Events such as the raucous Lahore Literary Festival, held over the weekend, are reclaiming the ‘cultural space’ that has shrunk significantly in the conservative Muslim nation in recent years amid a raging Islamist insurgency.
The festivals—platforms for all forms of cultural expression, from architecture to film to food writing and feminism, as well as poetry and a recital by Central Asian musicians—are becoming a forum for exchange of liberal thought across the Muslim world.
“It’s great—one of the saddest things when you keep talking about Islam, the Muslims, the Ummah (the brotherhood of Muslim countries) is we don’t know what their writers are, we don’t know what their stories are,” said Mohammed Hanif, whose internationally renowned 2008 novel “A Case of Exploding Mangoes” weaves a dark comedic narrative around the death of dictator Zia ul Haq.
“And there is very little that gets translated from these languages. So it’s great to have Palestinian writers, Egyptian writers,” he told AFP at the Lahore festival.
The event began with an interview with veteran Indian actress Sharmila Tagore, who received a standing ovation after discussing her storied career in Bengali and Bollywood cinema.
She hailed the cross-pollination of artists across the two rival countries’ borders as an important part of “cultural diplomacy”.
Other top-billed speakers included outspoken Egyptian-American feminist Mona Eltahawy—whose vociferous denunciations of patriarchy and the politics of the hijab gave the festival some of its most energetic and controversial moments.
“When we talk about the Global South, when we talk about women of colour, the issues that we talk about... it’s very important for me to be able to come to Lahore and say, ‘Look, the issues that I have written about in my book are very similar to issues in Pakistan that feminists are fighting over’,” she told AFP.
“I want to talk about how as Muslim women we are reduced to what’s on our heads and what’s in between our legs and I want to talk about the sexual revolution.”

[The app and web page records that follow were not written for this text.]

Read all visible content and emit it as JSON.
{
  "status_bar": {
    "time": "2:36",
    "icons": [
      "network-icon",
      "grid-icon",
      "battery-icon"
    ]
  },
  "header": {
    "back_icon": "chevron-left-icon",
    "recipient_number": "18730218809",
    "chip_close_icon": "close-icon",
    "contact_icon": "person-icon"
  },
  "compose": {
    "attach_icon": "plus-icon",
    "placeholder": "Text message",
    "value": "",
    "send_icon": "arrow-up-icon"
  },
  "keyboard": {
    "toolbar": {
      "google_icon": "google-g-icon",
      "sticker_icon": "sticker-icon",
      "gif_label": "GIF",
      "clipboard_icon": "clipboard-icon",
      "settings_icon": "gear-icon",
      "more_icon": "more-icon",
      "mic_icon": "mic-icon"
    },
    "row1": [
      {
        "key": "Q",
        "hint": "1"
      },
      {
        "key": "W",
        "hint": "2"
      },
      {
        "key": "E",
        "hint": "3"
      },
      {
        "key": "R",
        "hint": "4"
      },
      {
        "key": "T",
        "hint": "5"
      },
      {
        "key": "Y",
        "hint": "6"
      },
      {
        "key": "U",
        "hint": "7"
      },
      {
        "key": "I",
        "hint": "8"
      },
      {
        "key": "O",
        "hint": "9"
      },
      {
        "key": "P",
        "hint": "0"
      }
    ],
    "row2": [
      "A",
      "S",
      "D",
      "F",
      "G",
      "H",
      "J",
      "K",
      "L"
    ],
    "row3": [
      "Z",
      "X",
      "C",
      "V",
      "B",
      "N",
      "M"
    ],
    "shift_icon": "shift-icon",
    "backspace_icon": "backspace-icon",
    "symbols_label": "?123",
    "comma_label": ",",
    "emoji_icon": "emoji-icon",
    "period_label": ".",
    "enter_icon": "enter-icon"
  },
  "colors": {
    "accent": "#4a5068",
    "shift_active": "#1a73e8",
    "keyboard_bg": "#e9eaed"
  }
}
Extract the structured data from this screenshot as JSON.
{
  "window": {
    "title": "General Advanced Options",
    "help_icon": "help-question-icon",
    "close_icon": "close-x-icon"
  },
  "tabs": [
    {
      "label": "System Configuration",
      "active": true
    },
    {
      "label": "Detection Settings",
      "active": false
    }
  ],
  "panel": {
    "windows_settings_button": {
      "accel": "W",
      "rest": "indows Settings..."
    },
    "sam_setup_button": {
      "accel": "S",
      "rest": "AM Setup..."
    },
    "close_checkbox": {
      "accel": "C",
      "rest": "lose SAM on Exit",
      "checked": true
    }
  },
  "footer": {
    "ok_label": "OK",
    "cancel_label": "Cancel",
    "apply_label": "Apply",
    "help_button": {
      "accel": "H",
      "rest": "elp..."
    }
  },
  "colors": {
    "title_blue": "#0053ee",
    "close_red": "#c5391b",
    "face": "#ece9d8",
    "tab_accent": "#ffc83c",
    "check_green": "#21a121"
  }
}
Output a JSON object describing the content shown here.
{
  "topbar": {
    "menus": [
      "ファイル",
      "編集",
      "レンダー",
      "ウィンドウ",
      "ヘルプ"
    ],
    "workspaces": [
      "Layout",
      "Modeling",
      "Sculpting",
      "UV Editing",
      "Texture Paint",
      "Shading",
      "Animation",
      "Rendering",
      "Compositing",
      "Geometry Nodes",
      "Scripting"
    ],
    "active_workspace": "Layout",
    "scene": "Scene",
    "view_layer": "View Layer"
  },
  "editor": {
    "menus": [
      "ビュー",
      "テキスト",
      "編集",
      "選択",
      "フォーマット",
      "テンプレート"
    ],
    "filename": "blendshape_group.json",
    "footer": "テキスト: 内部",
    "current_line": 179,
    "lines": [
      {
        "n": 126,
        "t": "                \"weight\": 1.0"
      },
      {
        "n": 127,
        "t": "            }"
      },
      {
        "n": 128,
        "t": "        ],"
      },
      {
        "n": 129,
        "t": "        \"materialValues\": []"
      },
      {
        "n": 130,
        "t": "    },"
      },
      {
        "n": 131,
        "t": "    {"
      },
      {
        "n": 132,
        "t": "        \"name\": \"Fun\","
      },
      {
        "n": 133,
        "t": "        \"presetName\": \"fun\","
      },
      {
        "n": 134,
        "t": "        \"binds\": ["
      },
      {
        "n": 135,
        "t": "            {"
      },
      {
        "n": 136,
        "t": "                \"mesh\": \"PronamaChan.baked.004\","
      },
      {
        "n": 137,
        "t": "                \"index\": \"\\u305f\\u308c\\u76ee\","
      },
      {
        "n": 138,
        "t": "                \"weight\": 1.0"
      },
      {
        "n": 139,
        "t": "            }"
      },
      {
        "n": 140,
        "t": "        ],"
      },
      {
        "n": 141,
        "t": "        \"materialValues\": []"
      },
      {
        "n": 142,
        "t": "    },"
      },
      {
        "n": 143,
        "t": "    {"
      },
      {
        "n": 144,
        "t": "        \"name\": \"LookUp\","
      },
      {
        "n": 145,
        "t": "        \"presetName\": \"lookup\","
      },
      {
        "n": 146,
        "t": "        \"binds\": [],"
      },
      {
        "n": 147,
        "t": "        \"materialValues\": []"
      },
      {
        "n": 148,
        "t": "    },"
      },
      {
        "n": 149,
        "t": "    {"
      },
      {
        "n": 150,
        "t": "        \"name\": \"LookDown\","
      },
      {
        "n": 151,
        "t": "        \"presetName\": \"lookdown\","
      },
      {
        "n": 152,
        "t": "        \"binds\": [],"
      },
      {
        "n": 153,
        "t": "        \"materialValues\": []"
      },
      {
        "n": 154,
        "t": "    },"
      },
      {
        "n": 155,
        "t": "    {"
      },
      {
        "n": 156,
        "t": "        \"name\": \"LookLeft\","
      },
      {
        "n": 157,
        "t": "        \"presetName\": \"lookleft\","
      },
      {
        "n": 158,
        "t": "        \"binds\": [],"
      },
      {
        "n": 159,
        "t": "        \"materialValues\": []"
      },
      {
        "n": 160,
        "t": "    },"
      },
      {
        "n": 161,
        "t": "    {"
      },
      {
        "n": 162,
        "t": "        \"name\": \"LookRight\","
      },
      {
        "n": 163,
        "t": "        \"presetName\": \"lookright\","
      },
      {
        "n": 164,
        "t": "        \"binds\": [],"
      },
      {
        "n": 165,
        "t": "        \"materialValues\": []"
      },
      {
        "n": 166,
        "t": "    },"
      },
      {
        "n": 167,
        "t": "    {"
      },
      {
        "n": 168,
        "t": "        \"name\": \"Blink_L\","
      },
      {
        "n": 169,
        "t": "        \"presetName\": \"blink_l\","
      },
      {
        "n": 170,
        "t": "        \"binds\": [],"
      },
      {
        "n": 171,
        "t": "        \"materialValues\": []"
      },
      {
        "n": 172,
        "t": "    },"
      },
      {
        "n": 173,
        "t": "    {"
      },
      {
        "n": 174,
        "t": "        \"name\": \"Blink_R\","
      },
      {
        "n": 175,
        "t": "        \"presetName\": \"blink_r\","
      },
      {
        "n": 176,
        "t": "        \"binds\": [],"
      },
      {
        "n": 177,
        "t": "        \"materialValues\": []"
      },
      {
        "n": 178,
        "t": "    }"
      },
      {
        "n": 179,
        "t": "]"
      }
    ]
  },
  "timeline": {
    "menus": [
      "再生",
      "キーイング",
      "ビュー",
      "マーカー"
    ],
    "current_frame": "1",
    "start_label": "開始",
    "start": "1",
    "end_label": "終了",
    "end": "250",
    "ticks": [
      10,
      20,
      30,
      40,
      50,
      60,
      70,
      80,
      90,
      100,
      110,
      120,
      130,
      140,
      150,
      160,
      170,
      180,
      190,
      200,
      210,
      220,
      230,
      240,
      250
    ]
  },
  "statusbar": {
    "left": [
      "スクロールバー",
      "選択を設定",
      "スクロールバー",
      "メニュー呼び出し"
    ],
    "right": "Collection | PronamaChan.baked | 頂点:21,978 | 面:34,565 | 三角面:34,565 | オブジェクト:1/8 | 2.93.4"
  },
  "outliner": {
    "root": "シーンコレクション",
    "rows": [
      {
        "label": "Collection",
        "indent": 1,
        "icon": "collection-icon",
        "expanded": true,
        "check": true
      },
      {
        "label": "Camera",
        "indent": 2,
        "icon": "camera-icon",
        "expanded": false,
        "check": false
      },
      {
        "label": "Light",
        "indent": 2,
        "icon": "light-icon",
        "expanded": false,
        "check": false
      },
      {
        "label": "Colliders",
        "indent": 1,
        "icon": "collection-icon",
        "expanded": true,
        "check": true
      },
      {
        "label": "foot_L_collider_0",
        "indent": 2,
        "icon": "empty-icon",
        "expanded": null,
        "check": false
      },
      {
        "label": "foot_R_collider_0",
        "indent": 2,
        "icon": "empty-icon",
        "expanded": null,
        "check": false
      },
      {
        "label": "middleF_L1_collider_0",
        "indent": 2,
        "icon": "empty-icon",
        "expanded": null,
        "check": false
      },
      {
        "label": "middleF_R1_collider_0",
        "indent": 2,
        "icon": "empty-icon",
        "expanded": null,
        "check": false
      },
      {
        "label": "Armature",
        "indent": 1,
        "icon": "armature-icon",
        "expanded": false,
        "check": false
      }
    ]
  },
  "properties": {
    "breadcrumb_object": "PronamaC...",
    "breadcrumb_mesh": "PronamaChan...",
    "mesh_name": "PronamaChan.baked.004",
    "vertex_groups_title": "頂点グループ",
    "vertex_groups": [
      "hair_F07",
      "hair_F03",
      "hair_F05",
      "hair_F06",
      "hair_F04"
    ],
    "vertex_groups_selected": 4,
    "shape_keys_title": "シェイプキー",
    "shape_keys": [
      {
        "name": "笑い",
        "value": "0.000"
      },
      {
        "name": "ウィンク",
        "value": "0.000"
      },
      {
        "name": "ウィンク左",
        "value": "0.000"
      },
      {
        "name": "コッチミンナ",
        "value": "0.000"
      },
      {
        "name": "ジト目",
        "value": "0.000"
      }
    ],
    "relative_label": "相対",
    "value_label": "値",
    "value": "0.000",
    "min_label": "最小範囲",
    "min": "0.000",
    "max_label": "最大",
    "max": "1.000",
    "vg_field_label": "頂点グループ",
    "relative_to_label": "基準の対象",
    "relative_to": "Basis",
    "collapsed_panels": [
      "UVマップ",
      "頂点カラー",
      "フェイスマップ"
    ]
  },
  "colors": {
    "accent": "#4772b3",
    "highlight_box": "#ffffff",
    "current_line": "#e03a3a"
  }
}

Critics say successive Pakistani governments, influenced by the religious right, have done little to encourage artistic expression or have even curtailed it—including banning Lahore’s spring kite-festival of Basant in 2007, which Islamists accuse of propagating Hindu thought.